Wednesday, January 04, 2006
Where have you been?
Observations on Corporate Culture and Agile Methods Adoption/Adaptation
I see (and hear about) more and more companies that are jumping on the Agile bandwagon.
All too often, a top managers direct the organization to implement Scrum or another Agile method.
Sometimes implementing Agile top down succeeds in establishing the a few engineering practices or the workflow changes – they create a requirements backlog, and start having release and iteration planning meetings, and maybe something that looks like a stand up meeting (sort of). But the organization struggles, and pretty soon bits and piece of the Agile method fall away because “they don’t work here.” (Which is different from deciding which practices to adopt to solve the most pressing problems.)
This sort of top down implementation often ignores one of the core factors involved in implementing Agile methods: Culture. (Structure and systems are an issue, too, but that’s for another time.)
Culture has to do with how people use power, how people treat each other, beliefs and practices about motivation, and values.
Here’s one lens to look at types of culture:
Power cultures rely on control over the currencies of power – money, privileges, promotions, assignments, working conditions. Motivation is via rewards and punishments. Leadership resides in the person – and his/her ability to control access to resources and mete out punishments and rewards.
When it works well, the upside of Power cultures is responsible, benevolent (and often paternalistic) leadership. The downside is abuse of power, political infighting, and rule by fear, where people spend their time and energy keeping their heads down.
Bureaucratic cultures use procedures and structures to organize and control people and performance. Roles and duties are clearly defined and bounded, as are rewards. Each level and part of the organization has a defined set of responsibilities and authorities.

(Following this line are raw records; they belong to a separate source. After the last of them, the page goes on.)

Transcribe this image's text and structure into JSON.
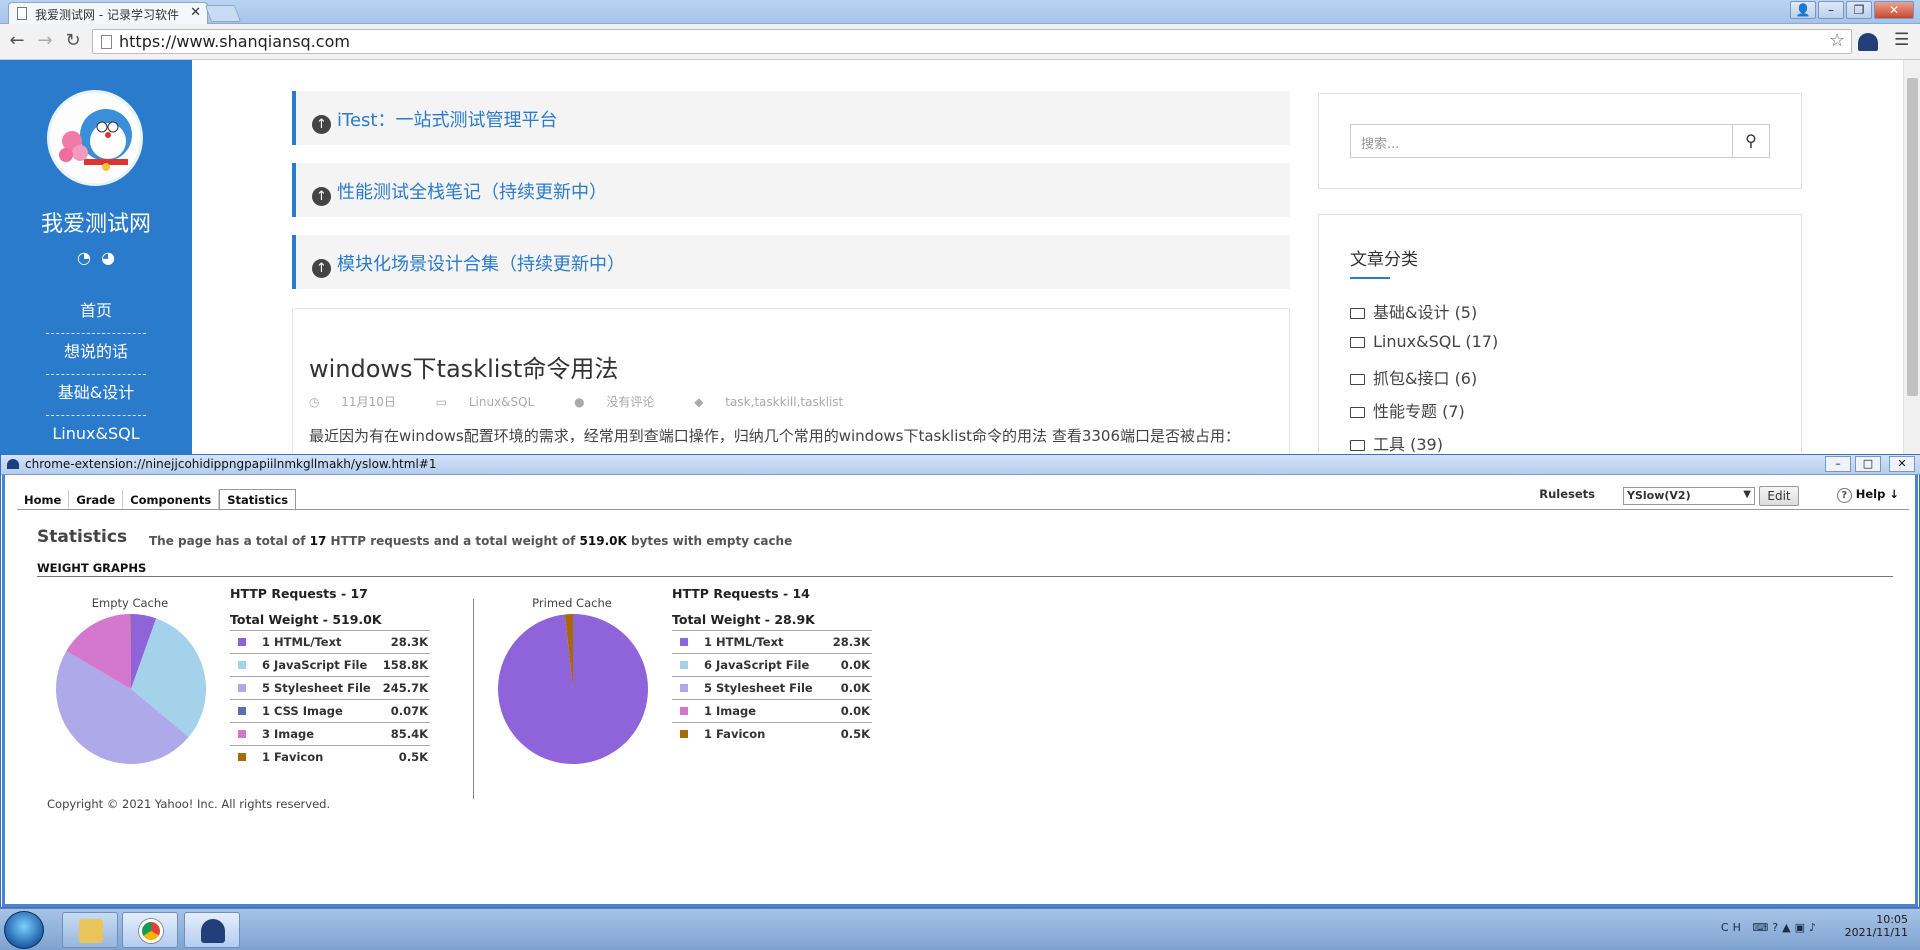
{
  "browser": {
    "tab_title": "我爱测试网 - 记录学习软件",
    "url": "https://www.shanqiansq.com"
  },
  "site": {
    "name": "我爱测试网",
    "nav": [
      "首页",
      "想说的话",
      "基础&设计",
      "Linux&SQL"
    ],
    "top_links": [
      "iTest：一站式测试管理平台",
      "性能测试全栈笔记（持续更新中）",
      "模块化场景设计合集（持续更新中）"
    ],
    "article": {
      "title": "windows下tasklist命令用法",
      "date": "11月10日",
      "category": "Linux&SQL",
      "comments": "没有评论",
      "tags": "task,taskkill,tasklist",
      "excerpt": "最近因为有在windows配置环境的需求，经常用到查端口操作，归纳几个常用的windows下tasklist命令的用法 查看3306端口是否被占用："
    },
    "search_placeholder": "搜索...",
    "categories_title": "文章分类",
    "categories": [
      "基础&设计 (5)",
      "Linux&SQL (17)",
      "抓包&接口 (6)",
      "性能专题 (7)",
      "工具 (39)"
    ]
  },
  "yslow": {
    "window_title": "chrome-extension://ninejjcohidippngpapiilnmkgllmakh/yslow.html#1",
    "tabs": [
      "Home",
      "Grade",
      "Components",
      "Statistics"
    ],
    "rulesets_label": "Rulesets",
    "ruleset_value": "YSlow(V2)",
    "edit_label": "Edit",
    "help_label": "Help",
    "stats_heading": "Statistics",
    "summary_pre": "The page has a total of",
    "summary_requests": "17",
    "summary_mid": "HTTP requests and a total weight of",
    "summary_weight": "519.0K",
    "summary_post": "bytes with empty cache",
    "graphs_title": "WEIGHT GRAPHS",
    "empty": {
      "label": "Empty Cache",
      "requests": "HTTP Requests - 17",
      "weight": "Total Weight - 519.0K",
      "rows": [
        {
          "label": "1 HTML/Text",
          "value": "28.3K",
          "color": "#8f63d9"
        },
        {
          "label": "6 JavaScript File",
          "value": "158.8K",
          "color": "#a3d2ea"
        },
        {
          "label": "5 Stylesheet File",
          "value": "245.7K",
          "color": "#aea9e8"
        },
        {
          "label": "1 CSS Image",
          "value": "0.07K",
          "color": "#5a6fae"
        },
        {
          "label": "3 Image",
          "value": "85.4K",
          "color": "#d478cf"
        },
        {
          "label": "1 Favicon",
          "value": "0.5K",
          "color": "#a66a08"
        }
      ],
      "weights": [
        28.3,
        158.8,
        245.7,
        0.07,
        85.4,
        0.5
      ]
    },
    "primed": {
      "label": "Primed Cache",
      "requests": "HTTP Requests - 14",
      "weight": "Total Weight - 28.9K",
      "rows": [
        {
          "label": "1 HTML/Text",
          "value": "28.3K",
          "color": "#8f63d9"
        },
        {
          "label": "6 JavaScript File",
          "value": "0.0K",
          "color": "#a3d2ea"
        },
        {
          "label": "5 Stylesheet File",
          "value": "0.0K",
          "color": "#aea9e8"
        },
        {
          "label": "1 Image",
          "value": "0.0K",
          "color": "#d478cf"
        },
        {
          "label": "1 Favicon",
          "value": "0.5K",
          "color": "#a66a08"
        }
      ],
      "weights": [
        28.3,
        0,
        0,
        0,
        0.5
      ]
    },
    "copyright": "Copyright © 2021 Yahoo! Inc. All rights reserved."
  },
  "taskbar": {
    "lang": "CH",
    "time": "10:05",
    "date": "2021/11/11"
  }
}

The upside of Bureaucratic cultures is stability and efficiency – as long as the external environment is also stable. When circumstances and influences aren’t stable, Bureaucratic cultures have a hard time keeping up with rapid change. (Every so often, I hear someone complain, “We can’t move the boxes on the org chart fast enough to keep up.” This is the sound of a Bureaucratic culture falling behind in a high change environment.)

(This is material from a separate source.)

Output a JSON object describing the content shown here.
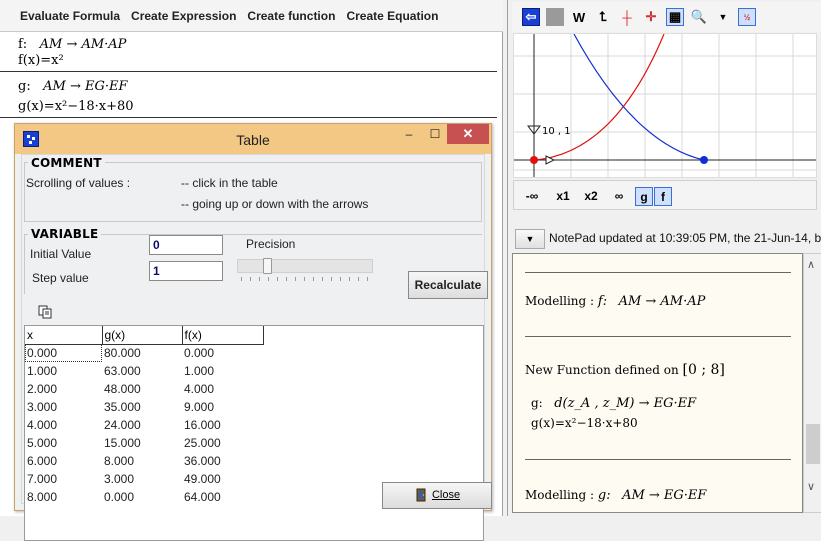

Both Power and Bureaucratic cultures assume that people can’t really be trusted and therefore, attempt to control them so they don’t do something stupid, and manipulate them so they don’t slack off.
Achievement cultures hold a belief that people like their work and want to contribute – rewards are intrinsic to the work. The organization has a clear purpose, and people willing sign on to achieve that goal. People make decision in reference to the overall mission/purpose rather than in reference to a person who has power.
When the work, Achievement cultures are high-energy and exciting. People seek out what needs doing and do it.
The downside can be under-organization (which people compensate for with “can do” attitude) and burnout.
Relationship cultures value the humans who work there: people aren’t just cogs in a production machine. People come to work because they care about the people they work with, and feel cared for by their co-workers. People communicate openly, cooperate, and help each other out.
Relationship cultures can feel wonderful… and they need a dose of Achievement culture to stay results oriented. On the downside, Relationship cultures can be so conflict averse that people sweep serious problems under the rug.
Most companies have a mix of these cultural characteristics, or have pockets of different culture with in the dominant culture.
In my experience, a mix of Achievement and Relationship cultures is more conducive to Agile methods—it's a natural fit. OTOH, it’s an uphill battle to introduce Agile methods in a Power or Bureaucratic culture because the values and principles behind Agile methods are at odds with the values of the dominant culture.
That doesn’t say you can’t use Agile methods in those cultures; Agile may thrive in pockets within a larger Power or Bureaucratic organization. But widespread adoption/adaptation of Agile methods will work better with attention to shaping the culture to support Agile principles and values around self-organization, collaboration, and adaptation.